Following the addresses, there was a global discussion moderated by Pulitzer Prize-winning author and journalist Lawrence Wright, during which Pham, the featured panelist speaking from Dakar, Senegal, joined John Cohen, deputy counterterrorism coordinator at the US Department of Homeland Security, and Karen Greenberg, director of the Center on National Security at Fordham Law School, who spoke from New York; Stephen White, former head of mission for the European Union’s Rule of Law Mission for Iraq, and Matt Baggott, chief constable of the Police Service of Northern Ireland, who spoke from Belfast; and Susan Sim, former deputy chief of mission of Singapore in Washington, and Ustaz Mohamed bin Ali, secretary and counselor of the Religious Rehabilitation Group, who spoke from Singapore.
Following the global discussion, Pham moderated a plenary panel discussion for participants in the Dakar meeting on “The Role of Economic Development in Providing an Alternative Path to Extremism,” featuring Ambassador Amadou Tidiane Wone, former minister of in the government of Senegal; Malik Dechambenoit, CEO of Gumbi, Dechambenoit, & Associates, a Johannesburg, South Africa-based business consultancy, and a former senior political advisor on Africa in the United Nations Department of Peacekeeping Operation; and Brian Mathis, founding partner of Pine Street Alternative Asset Management. Jim Messina, former White House deputy chief of staff, also addressed the Dakar conference.

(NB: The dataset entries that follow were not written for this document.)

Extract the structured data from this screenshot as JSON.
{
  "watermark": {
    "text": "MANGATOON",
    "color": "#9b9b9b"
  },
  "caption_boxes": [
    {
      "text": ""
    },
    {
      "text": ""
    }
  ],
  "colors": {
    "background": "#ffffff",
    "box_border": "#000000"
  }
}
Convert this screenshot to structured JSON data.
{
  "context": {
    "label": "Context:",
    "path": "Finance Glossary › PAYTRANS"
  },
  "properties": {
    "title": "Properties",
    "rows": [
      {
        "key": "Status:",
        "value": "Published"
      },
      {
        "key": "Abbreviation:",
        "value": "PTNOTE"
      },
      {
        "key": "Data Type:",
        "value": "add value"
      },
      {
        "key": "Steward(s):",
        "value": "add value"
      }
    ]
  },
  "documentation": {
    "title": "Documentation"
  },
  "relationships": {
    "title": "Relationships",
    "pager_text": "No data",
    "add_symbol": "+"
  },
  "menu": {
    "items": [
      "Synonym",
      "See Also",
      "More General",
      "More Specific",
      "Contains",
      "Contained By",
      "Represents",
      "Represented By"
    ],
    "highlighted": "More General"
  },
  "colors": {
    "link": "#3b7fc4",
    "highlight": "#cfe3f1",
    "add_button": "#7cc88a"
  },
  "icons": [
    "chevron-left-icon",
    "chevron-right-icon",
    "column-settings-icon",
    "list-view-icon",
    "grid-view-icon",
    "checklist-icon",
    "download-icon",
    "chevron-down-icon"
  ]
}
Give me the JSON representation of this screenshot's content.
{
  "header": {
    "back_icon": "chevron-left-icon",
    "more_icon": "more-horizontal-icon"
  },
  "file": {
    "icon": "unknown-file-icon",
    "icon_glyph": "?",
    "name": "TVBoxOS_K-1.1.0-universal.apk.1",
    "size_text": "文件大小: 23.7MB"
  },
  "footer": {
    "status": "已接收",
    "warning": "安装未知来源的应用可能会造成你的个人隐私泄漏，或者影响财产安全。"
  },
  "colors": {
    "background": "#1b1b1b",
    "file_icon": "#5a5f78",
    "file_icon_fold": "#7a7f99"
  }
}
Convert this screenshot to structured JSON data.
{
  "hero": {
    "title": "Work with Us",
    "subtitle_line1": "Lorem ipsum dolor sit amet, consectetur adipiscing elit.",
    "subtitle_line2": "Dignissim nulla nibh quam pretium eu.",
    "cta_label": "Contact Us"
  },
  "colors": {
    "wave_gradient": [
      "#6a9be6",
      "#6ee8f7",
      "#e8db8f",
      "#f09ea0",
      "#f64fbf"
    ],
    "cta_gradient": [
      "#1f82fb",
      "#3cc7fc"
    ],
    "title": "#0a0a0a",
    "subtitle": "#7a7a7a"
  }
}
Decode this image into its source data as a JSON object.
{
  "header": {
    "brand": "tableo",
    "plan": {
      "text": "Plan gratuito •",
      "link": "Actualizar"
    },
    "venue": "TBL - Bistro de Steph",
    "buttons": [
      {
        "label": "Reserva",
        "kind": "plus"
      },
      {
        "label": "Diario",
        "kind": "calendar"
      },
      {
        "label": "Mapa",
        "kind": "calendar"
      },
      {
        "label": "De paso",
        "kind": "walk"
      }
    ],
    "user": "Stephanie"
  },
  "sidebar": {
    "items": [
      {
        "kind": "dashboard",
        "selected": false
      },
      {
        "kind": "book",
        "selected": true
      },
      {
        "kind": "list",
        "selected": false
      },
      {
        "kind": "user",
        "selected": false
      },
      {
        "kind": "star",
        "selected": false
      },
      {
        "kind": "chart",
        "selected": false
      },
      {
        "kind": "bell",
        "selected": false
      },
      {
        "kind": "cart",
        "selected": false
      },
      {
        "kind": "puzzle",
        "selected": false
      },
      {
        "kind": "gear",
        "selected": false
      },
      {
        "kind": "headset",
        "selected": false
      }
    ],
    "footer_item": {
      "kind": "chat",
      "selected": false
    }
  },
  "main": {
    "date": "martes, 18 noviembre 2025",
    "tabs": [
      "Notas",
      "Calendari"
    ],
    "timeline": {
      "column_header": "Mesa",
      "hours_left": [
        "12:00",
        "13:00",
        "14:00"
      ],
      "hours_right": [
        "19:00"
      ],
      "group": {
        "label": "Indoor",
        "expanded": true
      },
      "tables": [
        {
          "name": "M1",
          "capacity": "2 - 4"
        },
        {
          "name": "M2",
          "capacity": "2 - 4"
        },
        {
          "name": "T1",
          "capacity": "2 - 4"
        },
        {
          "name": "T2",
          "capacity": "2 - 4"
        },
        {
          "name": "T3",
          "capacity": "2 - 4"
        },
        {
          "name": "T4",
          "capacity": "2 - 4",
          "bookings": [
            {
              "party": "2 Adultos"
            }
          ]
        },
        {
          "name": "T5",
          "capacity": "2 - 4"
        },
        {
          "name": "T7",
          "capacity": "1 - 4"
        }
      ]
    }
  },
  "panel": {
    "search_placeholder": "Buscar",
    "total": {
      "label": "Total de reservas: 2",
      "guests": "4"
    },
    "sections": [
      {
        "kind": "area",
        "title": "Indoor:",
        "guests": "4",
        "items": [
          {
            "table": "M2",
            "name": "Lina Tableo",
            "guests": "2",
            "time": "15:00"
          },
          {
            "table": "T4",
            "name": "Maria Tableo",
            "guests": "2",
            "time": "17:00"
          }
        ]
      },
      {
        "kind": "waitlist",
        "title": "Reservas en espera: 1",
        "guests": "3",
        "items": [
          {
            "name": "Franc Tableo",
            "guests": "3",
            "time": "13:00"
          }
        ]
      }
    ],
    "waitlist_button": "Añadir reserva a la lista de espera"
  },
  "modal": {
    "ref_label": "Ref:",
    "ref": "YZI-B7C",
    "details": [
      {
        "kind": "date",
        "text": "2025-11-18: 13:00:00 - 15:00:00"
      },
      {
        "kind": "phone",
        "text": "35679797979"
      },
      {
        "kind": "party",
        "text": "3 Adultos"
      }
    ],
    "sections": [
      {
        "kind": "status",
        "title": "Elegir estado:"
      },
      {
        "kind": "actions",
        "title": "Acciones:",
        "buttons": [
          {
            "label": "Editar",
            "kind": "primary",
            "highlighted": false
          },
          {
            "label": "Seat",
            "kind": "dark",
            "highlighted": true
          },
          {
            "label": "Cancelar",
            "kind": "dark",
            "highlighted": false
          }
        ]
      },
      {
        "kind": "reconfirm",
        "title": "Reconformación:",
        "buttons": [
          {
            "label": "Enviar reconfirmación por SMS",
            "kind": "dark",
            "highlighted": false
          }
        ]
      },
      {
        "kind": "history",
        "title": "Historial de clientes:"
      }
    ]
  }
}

Africa Center Senior Fellow Rudolph Atallah was one of the twelve experts who participated in the preparation of the QIASS study.
QIASS is a Doha-based professional institute serving to raise security standards, knowledge, and cooperation within the Gulf region and across the world.